http://assets-s3.rollingstone.com/assets/images/album_review/448e279faae50d8b26d6053b70ee66c5fa120ff1.jpg The Unforgettable Fire (Deluxe Reissue)


The Unforgettable Fire (Deluxe Reissue)

Rolling Stone: star rating
Community: star rating
5 4.5 0
October 26, 2009

This transitional, hit-or-miss set, U2's first collaboration with producers Brian Eno and Daniel Lanois, followed 1983's breakthrough, War. When things click, it bridges that record's fight-the-power arena rock withthe texture fetishism of its follow-up, The Joshua Tree. The transcendent"Bad" is the triumph, but the bonus disc adds fascinating experiments,including the excellent Bowie-drag outtake "Disappearing Act" and somefunky B sides that borrow from Eno's Talking Heads playbook (see "BoomerangII"). They're working notes from the band's first great reinvention; itwouldn't be its last.

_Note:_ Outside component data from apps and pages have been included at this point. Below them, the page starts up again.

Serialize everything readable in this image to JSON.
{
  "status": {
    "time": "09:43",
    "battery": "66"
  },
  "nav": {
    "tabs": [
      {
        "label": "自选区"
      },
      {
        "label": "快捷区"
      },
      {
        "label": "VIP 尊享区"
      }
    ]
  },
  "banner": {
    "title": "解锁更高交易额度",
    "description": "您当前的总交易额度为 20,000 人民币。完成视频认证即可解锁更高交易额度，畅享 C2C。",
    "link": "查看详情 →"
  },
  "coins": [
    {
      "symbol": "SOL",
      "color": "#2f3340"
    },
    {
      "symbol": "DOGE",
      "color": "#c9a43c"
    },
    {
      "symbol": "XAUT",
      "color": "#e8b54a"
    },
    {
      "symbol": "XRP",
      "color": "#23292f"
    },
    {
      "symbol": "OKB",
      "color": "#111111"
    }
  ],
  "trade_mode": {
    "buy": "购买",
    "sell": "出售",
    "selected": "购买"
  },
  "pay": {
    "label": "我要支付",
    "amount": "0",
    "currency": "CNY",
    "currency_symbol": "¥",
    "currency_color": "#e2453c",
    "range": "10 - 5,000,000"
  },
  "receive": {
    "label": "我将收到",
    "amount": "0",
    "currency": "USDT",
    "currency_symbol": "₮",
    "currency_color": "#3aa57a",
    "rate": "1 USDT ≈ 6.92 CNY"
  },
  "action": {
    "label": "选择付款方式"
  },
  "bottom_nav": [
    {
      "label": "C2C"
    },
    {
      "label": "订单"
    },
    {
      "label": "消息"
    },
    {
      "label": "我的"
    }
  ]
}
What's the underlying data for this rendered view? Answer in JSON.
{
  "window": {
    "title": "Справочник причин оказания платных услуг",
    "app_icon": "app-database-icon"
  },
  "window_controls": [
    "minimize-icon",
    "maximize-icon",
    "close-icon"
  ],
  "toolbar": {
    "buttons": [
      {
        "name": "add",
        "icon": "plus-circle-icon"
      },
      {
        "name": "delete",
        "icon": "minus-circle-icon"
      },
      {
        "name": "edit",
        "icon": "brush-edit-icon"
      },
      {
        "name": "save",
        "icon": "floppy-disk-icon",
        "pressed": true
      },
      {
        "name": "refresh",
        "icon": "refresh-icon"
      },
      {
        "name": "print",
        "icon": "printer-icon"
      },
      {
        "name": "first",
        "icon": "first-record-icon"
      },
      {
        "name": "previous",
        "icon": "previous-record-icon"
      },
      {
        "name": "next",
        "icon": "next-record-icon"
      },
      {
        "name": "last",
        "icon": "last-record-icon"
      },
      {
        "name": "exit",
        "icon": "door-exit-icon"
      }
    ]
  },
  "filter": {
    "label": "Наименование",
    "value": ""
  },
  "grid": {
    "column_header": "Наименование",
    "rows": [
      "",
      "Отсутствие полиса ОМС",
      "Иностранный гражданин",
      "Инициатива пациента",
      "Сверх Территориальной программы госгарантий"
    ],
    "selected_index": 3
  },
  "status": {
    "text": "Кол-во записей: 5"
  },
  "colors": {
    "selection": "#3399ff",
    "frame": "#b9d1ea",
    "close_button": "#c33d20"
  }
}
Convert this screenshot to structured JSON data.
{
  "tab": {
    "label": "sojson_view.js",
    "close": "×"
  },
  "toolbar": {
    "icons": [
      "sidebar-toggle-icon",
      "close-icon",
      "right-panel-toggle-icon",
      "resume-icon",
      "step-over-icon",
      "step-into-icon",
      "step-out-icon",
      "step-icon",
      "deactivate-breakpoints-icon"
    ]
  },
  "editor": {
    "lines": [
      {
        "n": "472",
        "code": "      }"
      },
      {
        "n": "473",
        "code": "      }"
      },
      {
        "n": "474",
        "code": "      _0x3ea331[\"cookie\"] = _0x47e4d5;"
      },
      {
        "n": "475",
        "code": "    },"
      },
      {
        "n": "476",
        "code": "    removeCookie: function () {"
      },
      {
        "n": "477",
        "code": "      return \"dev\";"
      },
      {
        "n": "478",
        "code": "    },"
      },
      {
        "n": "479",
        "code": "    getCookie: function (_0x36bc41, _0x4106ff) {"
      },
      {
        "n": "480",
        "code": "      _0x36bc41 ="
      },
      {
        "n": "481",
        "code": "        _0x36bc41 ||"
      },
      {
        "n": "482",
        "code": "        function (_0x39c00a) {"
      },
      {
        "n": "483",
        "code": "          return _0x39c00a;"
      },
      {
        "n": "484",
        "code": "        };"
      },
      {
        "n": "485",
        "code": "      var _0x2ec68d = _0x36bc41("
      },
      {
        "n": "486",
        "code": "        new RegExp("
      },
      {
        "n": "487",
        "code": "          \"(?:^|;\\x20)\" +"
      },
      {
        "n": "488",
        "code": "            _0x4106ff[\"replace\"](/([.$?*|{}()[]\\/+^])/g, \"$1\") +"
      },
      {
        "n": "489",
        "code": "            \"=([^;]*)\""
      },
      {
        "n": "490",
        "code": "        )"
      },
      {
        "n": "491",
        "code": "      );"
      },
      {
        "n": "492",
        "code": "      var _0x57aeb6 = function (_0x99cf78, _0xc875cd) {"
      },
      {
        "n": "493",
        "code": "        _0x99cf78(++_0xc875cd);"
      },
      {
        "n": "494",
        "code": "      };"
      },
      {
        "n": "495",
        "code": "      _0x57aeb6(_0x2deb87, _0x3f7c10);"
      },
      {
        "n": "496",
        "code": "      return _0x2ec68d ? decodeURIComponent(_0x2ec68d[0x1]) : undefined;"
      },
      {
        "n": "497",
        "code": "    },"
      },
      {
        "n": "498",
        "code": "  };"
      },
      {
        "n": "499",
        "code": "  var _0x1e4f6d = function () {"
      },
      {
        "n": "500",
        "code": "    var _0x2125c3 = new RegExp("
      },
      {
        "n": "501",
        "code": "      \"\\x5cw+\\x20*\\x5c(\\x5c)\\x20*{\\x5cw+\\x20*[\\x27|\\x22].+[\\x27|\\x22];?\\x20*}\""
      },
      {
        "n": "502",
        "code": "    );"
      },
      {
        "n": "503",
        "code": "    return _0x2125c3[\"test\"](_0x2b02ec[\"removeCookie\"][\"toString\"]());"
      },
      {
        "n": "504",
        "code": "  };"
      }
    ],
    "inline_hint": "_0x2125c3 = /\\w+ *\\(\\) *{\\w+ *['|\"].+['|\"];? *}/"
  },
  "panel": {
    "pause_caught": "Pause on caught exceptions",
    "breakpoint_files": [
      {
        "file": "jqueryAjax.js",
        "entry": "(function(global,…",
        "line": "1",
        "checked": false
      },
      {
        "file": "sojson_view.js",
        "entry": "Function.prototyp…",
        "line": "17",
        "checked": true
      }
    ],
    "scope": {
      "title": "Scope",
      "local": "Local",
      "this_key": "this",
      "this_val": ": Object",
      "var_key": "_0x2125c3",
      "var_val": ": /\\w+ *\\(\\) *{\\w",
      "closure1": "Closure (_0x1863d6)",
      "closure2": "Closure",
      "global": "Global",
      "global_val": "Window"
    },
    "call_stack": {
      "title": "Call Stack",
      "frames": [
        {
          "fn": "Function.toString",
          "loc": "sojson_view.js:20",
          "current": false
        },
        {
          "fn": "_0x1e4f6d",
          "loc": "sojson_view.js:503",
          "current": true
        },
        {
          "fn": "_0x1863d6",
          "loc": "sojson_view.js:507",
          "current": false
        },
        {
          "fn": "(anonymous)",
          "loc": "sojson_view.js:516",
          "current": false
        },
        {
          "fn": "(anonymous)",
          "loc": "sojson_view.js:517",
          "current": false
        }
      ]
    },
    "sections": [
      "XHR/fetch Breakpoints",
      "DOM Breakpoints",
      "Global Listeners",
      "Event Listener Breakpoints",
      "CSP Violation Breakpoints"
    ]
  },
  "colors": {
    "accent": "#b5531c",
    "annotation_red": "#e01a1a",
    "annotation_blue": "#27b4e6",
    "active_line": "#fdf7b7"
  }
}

Album Review Main Next


Community Guidelines »
loading comments

loading comments...


Sort by:
    Read More
    Around the Web
    Powered By ZergNet
    Daily Newsletter

    Get the latest RS news in your inbox.

    Sign up to receive the Rolling Stone newsletter and special offers from RS and its
    marketing partners.


    We may use your e-mail address to send you the newsletter and offers that may interest you, on behalf of Rolling Stone and its partners. For more information please read our Privacy Policy.

    Song Stories

    “You Oughta Know”

    Alanis Morissette | 1995

    This blunt, bitter breakup song -- famous for its line "Would she go down on you in a theater?" -- was long rumored to be about Alanis Morissette getting dumped by Full House actor Dave Coulier. But while she never confirmed it was about him (Coulier himself says it is, however), she insisted the song wasn't all about scorn. "By no means is this record just a sexual, angry record," she told Rolling Stone. "The song wasn't written for the sake of revenge. It was written for the sake of release. I'm actually a pretty rational, calm person."

    More Song Stories entries »